• _Extracted material_:
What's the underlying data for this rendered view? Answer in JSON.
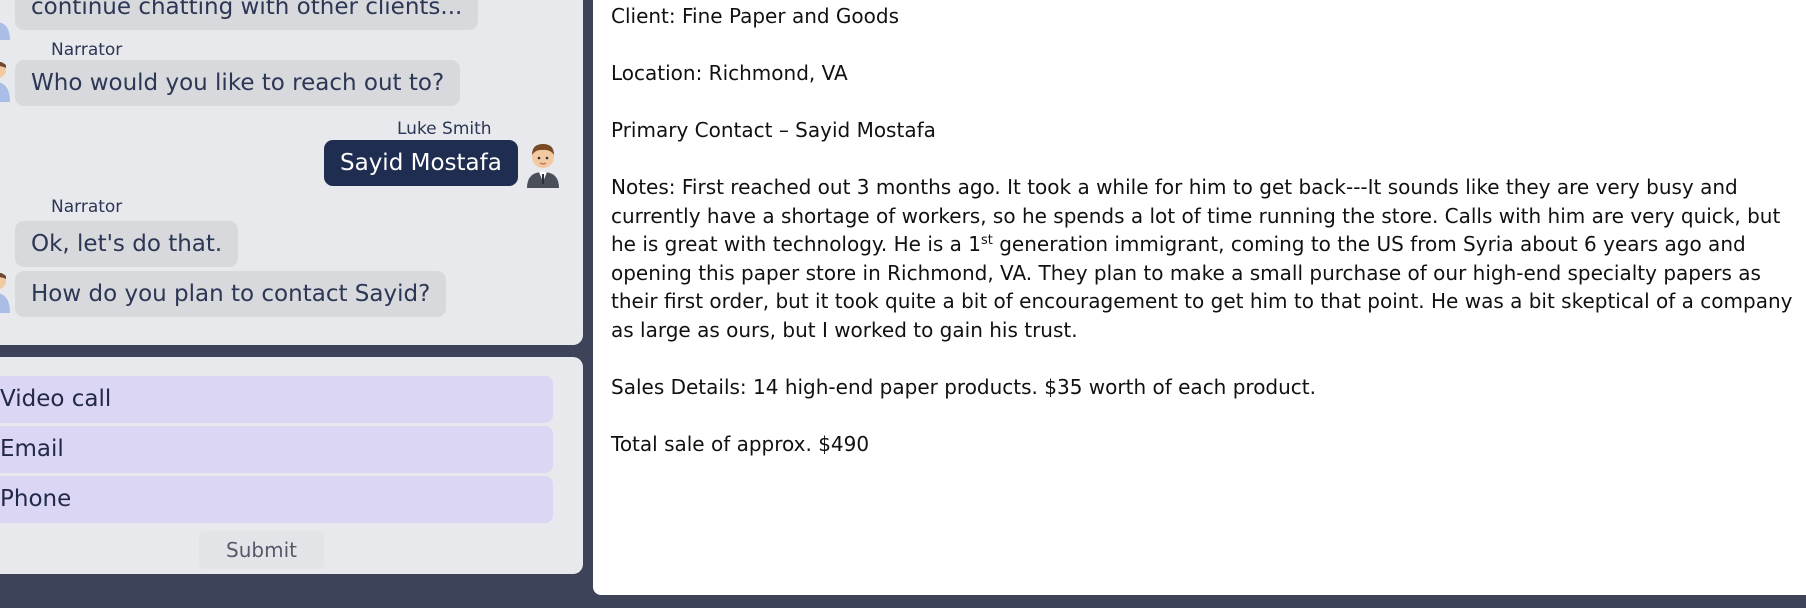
{
  "chat": {
    "messages": [
      {
        "speaker": "",
        "text": "continue chatting with other clients..."
      },
      {
        "speaker": "Narrator",
        "text": "Who would you like to reach out to?"
      },
      {
        "speaker": "Luke Smith",
        "text": "Sayid Mostafa"
      },
      {
        "speaker": "Narrator",
        "text": "Ok, let's do that."
      },
      {
        "speaker": "",
        "text": "How do you plan to contact Sayid?"
      }
    ]
  },
  "options": {
    "items": [
      {
        "label": "Video call"
      },
      {
        "label": "Email"
      },
      {
        "label": "Phone"
      }
    ],
    "submit_label": "Submit"
  },
  "document": {
    "client": "Client: Fine Paper and Goods",
    "location": "Location: Richmond, VA",
    "contact": "Primary Contact – Sayid Mostafa",
    "notes_before": "Notes: First reached out 3 months ago. It took a while for him to get back---It sounds like they are very busy and currently have a shortage of workers, so he spends a lot of time running the store. Calls with him are very quick, but he is great with technology. He is a 1",
    "notes_sup": "st",
    "notes_after": " generation immigrant, coming to the US from Syria about 6 years ago and opening this paper store in Richmond, VA. They plan to make a small purchase of our high-end specialty papers as their first order, but it took quite a bit of encouragement to get him to that point. He was a bit skeptical of a company as large as ours, but I worked to gain his trust.",
    "sales_details": "Sales Details: 14 high-end paper products. $35 worth of each product.",
    "total": "Total sale of approx. $490"
  },
  "colors": {
    "background": "#3d4459",
    "bot_bubble": "#d8d9dc",
    "user_bubble": "#1f2d50",
    "option_fill": "#dbd6f4"
  }
}
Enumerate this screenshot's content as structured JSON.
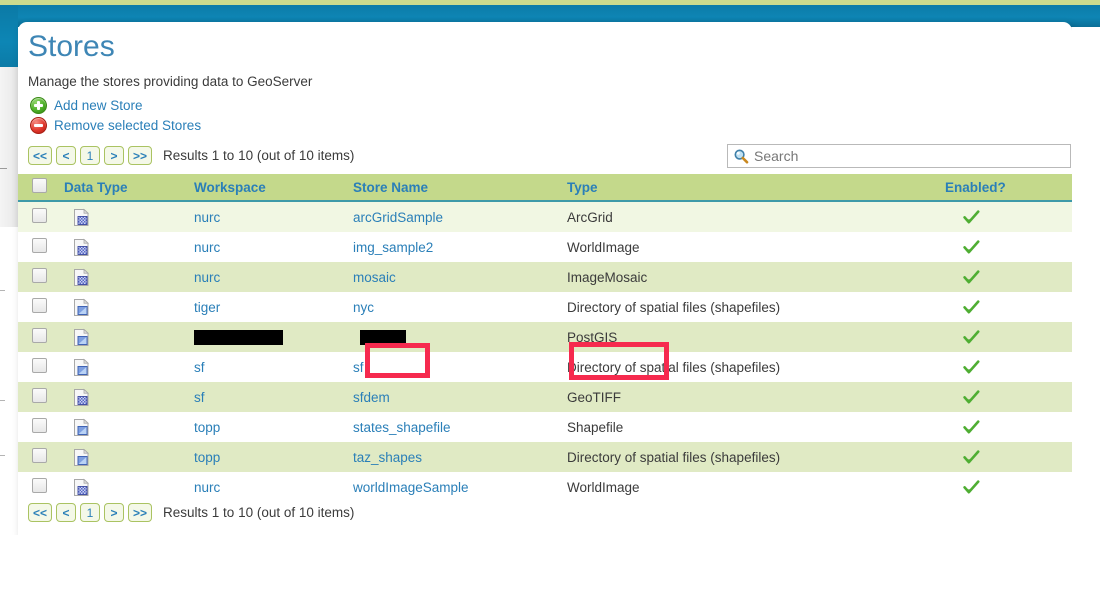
{
  "window": {
    "accent_blue": "#0e85b4",
    "top_strip_green": "#cbdb8e",
    "panel_bg": "#ffffff"
  },
  "page": {
    "title": "Stores",
    "subtitle": "Manage the stores providing data to GeoServer",
    "title_color": "#3e86b5",
    "link_color": "#2a7fb8"
  },
  "actions": [
    {
      "label": "Add new Store",
      "icon": "plus-circle-icon"
    },
    {
      "label": "Remove selected Stores",
      "icon": "minus-circle-icon"
    }
  ],
  "pager": {
    "first_label": "<<",
    "prev_label": "<",
    "page_label": "1",
    "next_label": ">",
    "last_label": ">>",
    "results_text": "Results 1 to 10 (out of 10 items)"
  },
  "search": {
    "placeholder": "Search",
    "value": "",
    "icon": "magnifier-icon"
  },
  "table": {
    "header_bg": "#c4d98b",
    "columns": [
      {
        "key": "check",
        "label": ""
      },
      {
        "key": "data_type",
        "label": "Data Type"
      },
      {
        "key": "workspace",
        "label": "Workspace"
      },
      {
        "key": "store_name",
        "label": "Store Name"
      },
      {
        "key": "type",
        "label": "Type"
      },
      {
        "key": "enabled",
        "label": "Enabled?"
      }
    ],
    "rows": [
      {
        "data_type_icon": "raster-store-icon",
        "workspace": "nurc",
        "store_name": "arcGridSample",
        "type": "ArcGrid",
        "enabled": true,
        "redacted": false
      },
      {
        "data_type_icon": "raster-store-icon",
        "workspace": "nurc",
        "store_name": "img_sample2",
        "type": "WorldImage",
        "enabled": true,
        "redacted": false
      },
      {
        "data_type_icon": "raster-store-icon",
        "workspace": "nurc",
        "store_name": "mosaic",
        "type": "ImageMosaic",
        "enabled": true,
        "redacted": false
      },
      {
        "data_type_icon": "vector-store-icon",
        "workspace": "tiger",
        "store_name": "nyc",
        "type": "Directory of spatial files (shapefiles)",
        "enabled": true,
        "redacted": false
      },
      {
        "data_type_icon": "vector-store-icon",
        "workspace": "",
        "store_name": "",
        "type": "PostGIS",
        "enabled": true,
        "redacted": true
      },
      {
        "data_type_icon": "vector-store-icon",
        "workspace": "sf",
        "store_name": "sf",
        "type": "Directory of spatial files (shapefiles)",
        "enabled": true,
        "redacted": false
      },
      {
        "data_type_icon": "raster-store-icon",
        "workspace": "sf",
        "store_name": "sfdem",
        "type": "GeoTIFF",
        "enabled": true,
        "redacted": false
      },
      {
        "data_type_icon": "vector-store-icon",
        "workspace": "topp",
        "store_name": "states_shapefile",
        "type": "Shapefile",
        "enabled": true,
        "redacted": false
      },
      {
        "data_type_icon": "vector-store-icon",
        "workspace": "topp",
        "store_name": "taz_shapes",
        "type": "Directory of spatial files (shapefiles)",
        "enabled": true,
        "redacted": false
      },
      {
        "data_type_icon": "raster-store-icon",
        "workspace": "nurc",
        "store_name": "worldImageSample",
        "type": "WorldImage",
        "enabled": true,
        "redacted": false
      }
    ]
  },
  "annotations": {
    "color": "#f62a4e",
    "boxes": [
      {
        "target": "store-name-cell-redacted"
      },
      {
        "target": "type-cell-postgis"
      }
    ]
  }
}
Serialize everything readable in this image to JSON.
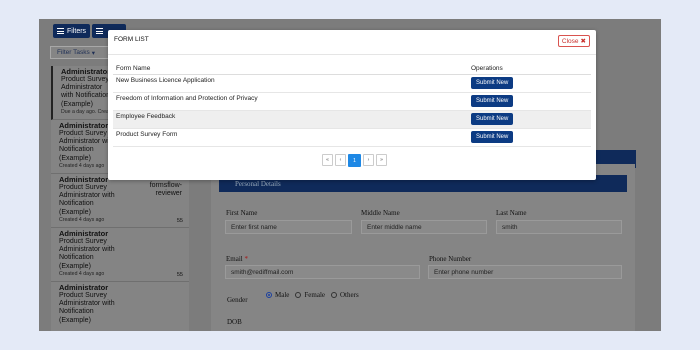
{
  "app": {
    "filters_label": "Filters",
    "filter_tasks_label": "Filter Tasks",
    "tasks": [
      {
        "who": "Administrator",
        "lines": [
          "Product Survey",
          "Administrator",
          "with Notification",
          "(Example)"
        ],
        "meta": "Due a day ago. Creat",
        "active": true
      },
      {
        "who": "Administrator",
        "lines": [
          "Product Survey",
          "Administrator with",
          "Notification",
          "(Example)"
        ],
        "meta": "Created 4 days ago",
        "active": false
      },
      {
        "who": "Administrator",
        "lines": [
          "Product Survey",
          "Administrator with",
          "Notification",
          "(Example)"
        ],
        "meta": "Created 4 days ago",
        "group": [
          "formsflow-",
          "reviewer"
        ],
        "count": "55",
        "active": false
      },
      {
        "who": "Administrator",
        "lines": [
          "Product Survey",
          "Administrator with",
          "Notification",
          "(Example)"
        ],
        "meta": "Created 4 days ago",
        "count": "55",
        "active": false
      },
      {
        "who": "Administrator",
        "lines": [
          "Product Survey",
          "Administrator with",
          "Notification",
          "(Example)"
        ],
        "meta": "",
        "active": false
      }
    ],
    "personal_details": "Personal Details",
    "fields": {
      "first_name_label": "First Name",
      "first_name_placeholder": "Enter first name",
      "middle_name_label": "Middle Name",
      "middle_name_placeholder": "Enter middle name",
      "last_name_label": "Last Name",
      "last_name_value": "smith",
      "email_label": "Email",
      "email_required": "*",
      "email_value": "smith@rediffmail.com",
      "phone_label": "Phone Number",
      "phone_placeholder": "Enter phone number",
      "gender_label": "Gender",
      "gender_options": [
        "Male",
        "Female",
        "Others"
      ],
      "gender_selected": "Male",
      "dob_label": "DOB"
    }
  },
  "modal": {
    "title": "FORM LIST",
    "close_label": "Close",
    "columns": [
      "Form Name",
      "Operations"
    ],
    "rows": [
      {
        "name": "New Business Licence Application",
        "action": "Submit New"
      },
      {
        "name": "Freedom of Information and Protection of Privacy",
        "action": "Submit New"
      },
      {
        "name": "Employee Feedback",
        "action": "Submit New"
      },
      {
        "name": "Product Survey Form",
        "action": "Submit New"
      }
    ],
    "pagination": {
      "first": "«",
      "prev": "‹",
      "current": "1",
      "next": "›",
      "last": "»"
    }
  }
}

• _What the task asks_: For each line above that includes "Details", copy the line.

• _Response area_:
    "sales_details": "Sales Details: 14 high-end paper products. $35 worth of each product.",
    "personal_details": "Personal Details",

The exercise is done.